English[edit]

Etymology[edit]

A variant of Gill, diminutive of Gillian, a medieval form of Juliana, ultimately from Latin.

Pronunciation[edit]

Proper noun[edit]

Jill

  1. A female given name.
    • 1994, Floyd Skloot, Summer Blue, Story Line Press, ISBN 0934257086, page 98:
      "Just Jill, I'm afraid." "Would you prefer if it was Gillian?" "Oh, I think so. Gillian sounds so much fancier." "Fancy?" Terrence said. He smiled at her. "Or perhaps it sounds flashy?" "Royal," Richard said. "Flowery," Terrence added. "You could say Gillian was more flowery. That would fit.
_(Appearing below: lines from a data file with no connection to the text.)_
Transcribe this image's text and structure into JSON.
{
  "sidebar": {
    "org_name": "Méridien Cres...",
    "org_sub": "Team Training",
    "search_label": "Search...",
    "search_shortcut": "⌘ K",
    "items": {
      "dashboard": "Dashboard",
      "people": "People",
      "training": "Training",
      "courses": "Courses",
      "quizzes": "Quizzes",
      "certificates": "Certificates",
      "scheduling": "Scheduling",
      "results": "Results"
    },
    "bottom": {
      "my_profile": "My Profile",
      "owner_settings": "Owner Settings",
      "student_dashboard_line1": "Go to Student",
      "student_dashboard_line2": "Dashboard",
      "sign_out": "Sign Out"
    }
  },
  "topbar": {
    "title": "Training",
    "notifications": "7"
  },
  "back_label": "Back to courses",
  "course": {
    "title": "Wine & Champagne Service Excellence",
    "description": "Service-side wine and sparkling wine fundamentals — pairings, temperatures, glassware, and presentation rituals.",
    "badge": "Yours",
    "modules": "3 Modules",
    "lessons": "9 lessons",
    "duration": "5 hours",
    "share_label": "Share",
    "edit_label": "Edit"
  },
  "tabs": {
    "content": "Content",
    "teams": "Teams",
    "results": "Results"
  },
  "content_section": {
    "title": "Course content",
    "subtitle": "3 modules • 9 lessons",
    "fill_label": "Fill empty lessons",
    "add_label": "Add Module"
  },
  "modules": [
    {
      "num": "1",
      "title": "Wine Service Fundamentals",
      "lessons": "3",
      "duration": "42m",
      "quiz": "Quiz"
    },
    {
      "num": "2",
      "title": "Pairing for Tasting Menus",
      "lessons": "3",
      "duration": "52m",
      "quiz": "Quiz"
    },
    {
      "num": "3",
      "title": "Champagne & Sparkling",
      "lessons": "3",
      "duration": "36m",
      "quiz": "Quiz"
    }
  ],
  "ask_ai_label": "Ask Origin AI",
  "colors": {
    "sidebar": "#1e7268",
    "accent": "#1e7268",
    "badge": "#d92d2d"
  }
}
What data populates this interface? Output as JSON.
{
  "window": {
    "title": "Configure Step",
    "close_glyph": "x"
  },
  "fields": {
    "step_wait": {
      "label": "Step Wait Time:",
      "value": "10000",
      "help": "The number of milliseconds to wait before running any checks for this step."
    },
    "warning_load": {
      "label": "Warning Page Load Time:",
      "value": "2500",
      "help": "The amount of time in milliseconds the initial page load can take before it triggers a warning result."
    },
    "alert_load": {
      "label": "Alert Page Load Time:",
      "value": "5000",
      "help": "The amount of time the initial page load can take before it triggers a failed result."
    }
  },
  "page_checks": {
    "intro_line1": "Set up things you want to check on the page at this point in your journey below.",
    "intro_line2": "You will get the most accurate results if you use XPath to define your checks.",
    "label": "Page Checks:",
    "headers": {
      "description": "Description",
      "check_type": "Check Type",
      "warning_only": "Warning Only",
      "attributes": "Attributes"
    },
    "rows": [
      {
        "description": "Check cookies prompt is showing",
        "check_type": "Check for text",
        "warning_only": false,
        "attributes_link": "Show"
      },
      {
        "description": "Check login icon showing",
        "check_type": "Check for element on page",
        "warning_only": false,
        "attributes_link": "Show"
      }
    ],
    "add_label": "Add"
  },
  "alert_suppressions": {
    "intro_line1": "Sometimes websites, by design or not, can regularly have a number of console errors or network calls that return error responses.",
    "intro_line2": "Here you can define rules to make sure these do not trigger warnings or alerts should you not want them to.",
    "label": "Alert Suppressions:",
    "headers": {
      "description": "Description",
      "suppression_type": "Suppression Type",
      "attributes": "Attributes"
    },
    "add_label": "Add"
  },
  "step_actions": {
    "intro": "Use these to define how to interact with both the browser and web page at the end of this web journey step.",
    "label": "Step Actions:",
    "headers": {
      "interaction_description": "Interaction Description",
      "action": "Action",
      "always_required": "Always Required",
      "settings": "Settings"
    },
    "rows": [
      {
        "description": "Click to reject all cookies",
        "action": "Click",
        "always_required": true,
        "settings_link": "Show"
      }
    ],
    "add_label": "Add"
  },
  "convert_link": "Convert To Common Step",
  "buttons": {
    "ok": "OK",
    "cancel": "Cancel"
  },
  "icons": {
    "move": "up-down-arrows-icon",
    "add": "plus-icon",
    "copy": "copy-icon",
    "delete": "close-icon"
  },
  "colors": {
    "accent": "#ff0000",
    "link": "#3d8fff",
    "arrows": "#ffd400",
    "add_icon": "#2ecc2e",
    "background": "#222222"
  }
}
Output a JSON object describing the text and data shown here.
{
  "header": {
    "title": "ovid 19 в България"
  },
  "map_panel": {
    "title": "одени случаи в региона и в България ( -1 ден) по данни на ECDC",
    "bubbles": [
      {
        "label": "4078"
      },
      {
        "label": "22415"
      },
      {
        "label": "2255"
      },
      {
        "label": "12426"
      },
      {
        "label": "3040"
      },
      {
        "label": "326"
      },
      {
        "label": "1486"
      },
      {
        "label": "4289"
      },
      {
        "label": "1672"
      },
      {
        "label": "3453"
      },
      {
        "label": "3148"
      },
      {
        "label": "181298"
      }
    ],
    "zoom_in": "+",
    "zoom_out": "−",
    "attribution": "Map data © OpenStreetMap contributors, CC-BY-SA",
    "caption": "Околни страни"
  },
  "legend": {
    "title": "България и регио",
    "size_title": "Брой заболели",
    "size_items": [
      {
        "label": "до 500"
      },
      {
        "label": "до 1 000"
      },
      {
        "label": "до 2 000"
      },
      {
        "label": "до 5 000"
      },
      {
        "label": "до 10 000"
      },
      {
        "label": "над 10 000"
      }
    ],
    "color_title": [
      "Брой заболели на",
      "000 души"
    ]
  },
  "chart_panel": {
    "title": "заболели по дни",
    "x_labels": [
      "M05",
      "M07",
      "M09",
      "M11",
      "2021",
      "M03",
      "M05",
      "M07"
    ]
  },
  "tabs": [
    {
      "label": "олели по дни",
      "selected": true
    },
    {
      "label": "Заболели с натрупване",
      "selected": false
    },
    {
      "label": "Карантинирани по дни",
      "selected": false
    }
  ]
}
What about you, Corrie, what does it sound like to you?" "Rich," Corrie glanced at Jill. "Gillian sounds richer than Jill."
  2. Generic use for any female (as Sheila in Australian English), especially paired (since the 15th c., compare Ienken and Iulyan) with the male Jack.
  3. A young woman; a sweetheart; like the variant spelling Gill it was also associated with various assertive uses of the term flirt, as in flirtgigg (used by William Shakespeare for a 'woman of light or loose behavior').
  4. A jillstrap: the female counterpart to a jockstrap.

Derived terms[edit]

References[edit]

  • EtymologyOnLine
  • J. van der Schaar, “Woordenboek van voornamen”, 11. druk, Utrecht, Antwerpen 1979, Aula-boeken 176, Uitgeverij Het Spectrum, ISBN 90-274-4883-3